— Work instructions —
Set down each line of the data below exactly.

BEGIN Data provided

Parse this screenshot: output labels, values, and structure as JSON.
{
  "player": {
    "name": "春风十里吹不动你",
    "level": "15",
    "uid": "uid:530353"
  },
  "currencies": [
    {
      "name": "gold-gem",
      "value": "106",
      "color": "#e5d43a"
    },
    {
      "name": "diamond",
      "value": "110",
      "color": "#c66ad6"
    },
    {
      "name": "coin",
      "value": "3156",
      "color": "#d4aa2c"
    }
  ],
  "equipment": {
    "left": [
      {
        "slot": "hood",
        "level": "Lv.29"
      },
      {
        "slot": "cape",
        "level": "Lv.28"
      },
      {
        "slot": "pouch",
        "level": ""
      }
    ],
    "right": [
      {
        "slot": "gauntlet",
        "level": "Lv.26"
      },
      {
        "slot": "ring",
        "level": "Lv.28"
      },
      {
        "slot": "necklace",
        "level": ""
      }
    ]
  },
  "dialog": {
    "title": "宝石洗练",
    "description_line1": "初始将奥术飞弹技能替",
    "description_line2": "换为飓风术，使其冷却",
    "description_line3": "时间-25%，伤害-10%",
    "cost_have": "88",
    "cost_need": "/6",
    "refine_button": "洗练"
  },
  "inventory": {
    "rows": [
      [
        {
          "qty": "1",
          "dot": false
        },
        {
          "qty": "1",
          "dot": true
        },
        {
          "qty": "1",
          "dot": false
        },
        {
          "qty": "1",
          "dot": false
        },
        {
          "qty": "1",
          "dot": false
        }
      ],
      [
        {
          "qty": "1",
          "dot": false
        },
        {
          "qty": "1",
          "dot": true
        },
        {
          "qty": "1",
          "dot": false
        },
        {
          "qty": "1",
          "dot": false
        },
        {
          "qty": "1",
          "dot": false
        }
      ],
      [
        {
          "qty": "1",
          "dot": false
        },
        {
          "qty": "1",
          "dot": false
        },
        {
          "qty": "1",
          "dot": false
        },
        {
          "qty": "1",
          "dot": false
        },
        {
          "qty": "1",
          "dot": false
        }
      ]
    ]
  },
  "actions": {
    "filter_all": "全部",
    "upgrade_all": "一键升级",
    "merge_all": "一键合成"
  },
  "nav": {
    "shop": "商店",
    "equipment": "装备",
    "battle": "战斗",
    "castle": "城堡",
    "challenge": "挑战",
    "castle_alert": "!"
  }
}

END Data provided

— Output below —
Parse this screenshot: output labels, values, and structure as JSON.
{
  "player": {
    "name": "春风十里吹不动你",
    "level": "15",
    "uid": "uid:530353"
  },
  "currencies": [
    {
      "name": "gold-gem",
      "value": "106",
      "color": "#e5d43a"
    },
    {
      "name": "diamond",
      "value": "110",
      "color": "#c66ad6"
    },
    {
      "name": "coin",
      "value": "3156",
      "color": "#d4aa2c"
    }
  ],
  "equipment": {
    "left": [
      {
        "slot": "hood",
        "level": "Lv.29"
      },
      {
        "slot": "cape",
        "level": "Lv.28"
      },
      {
        "slot": "pouch",
        "level": ""
      }
    ],
    "right": [
      {
        "slot": "gauntlet",
        "level": "Lv.26"
      },
      {
        "slot": "ring",
        "level": "Lv.28"
      },
      {
        "slot": "necklace",
        "level": ""
      }
    ]
  },
  "dialog": {
    "title": "宝石洗练",
    "description_line1": "初始将奥术飞弹技能替",
    "description_line2": "换为飓风术，使其冷却",
    "description_line3": "时间-25%，伤害-10%",
    "cost_have": "88",
    "cost_need": "/6",
    "refine_button": "洗练"
  },
  "inventory": {
    "rows": [
      [
        {
          "qty": "1",
          "dot": false
        },
        {
          "qty": "1",
          "dot": true
        },
        {
          "qty": "1",
          "dot": false
        },
        {
          "qty": "1",
          "dot": false
        },
        {
          "qty": "1",
          "dot": false
        }
      ],
      [
        {
          "qty": "1",
          "dot": false
        },
        {
          "qty": "1",
          "dot": true
        },
        {
          "qty": "1",
          "dot": false
        },
        {
          "qty": "1",
          "dot": false
        },
        {
          "qty": "1",
          "dot": false
        }
      ],
      [
        {
          "qty": "1",
          "dot": false
        },
        {
          "qty": "1",
          "dot": false
        },
        {
          "qty": "1",
          "dot": false
        },
        {
          "qty": "1",
          "dot": false
        },
        {
          "qty": "1",
          "dot": false
        }
      ]
    ]
  },
  "actions": {
    "filter_all": "全部",
    "upgrade_all": "一键升级",
    "merge_all": "一键合成"
  },
  "nav": {
    "shop": "商店",
    "equipment": "装备",
    "battle": "战斗",
    "castle": "城堡",
    "challenge": "挑战",
    "castle_alert": "!"
  }
}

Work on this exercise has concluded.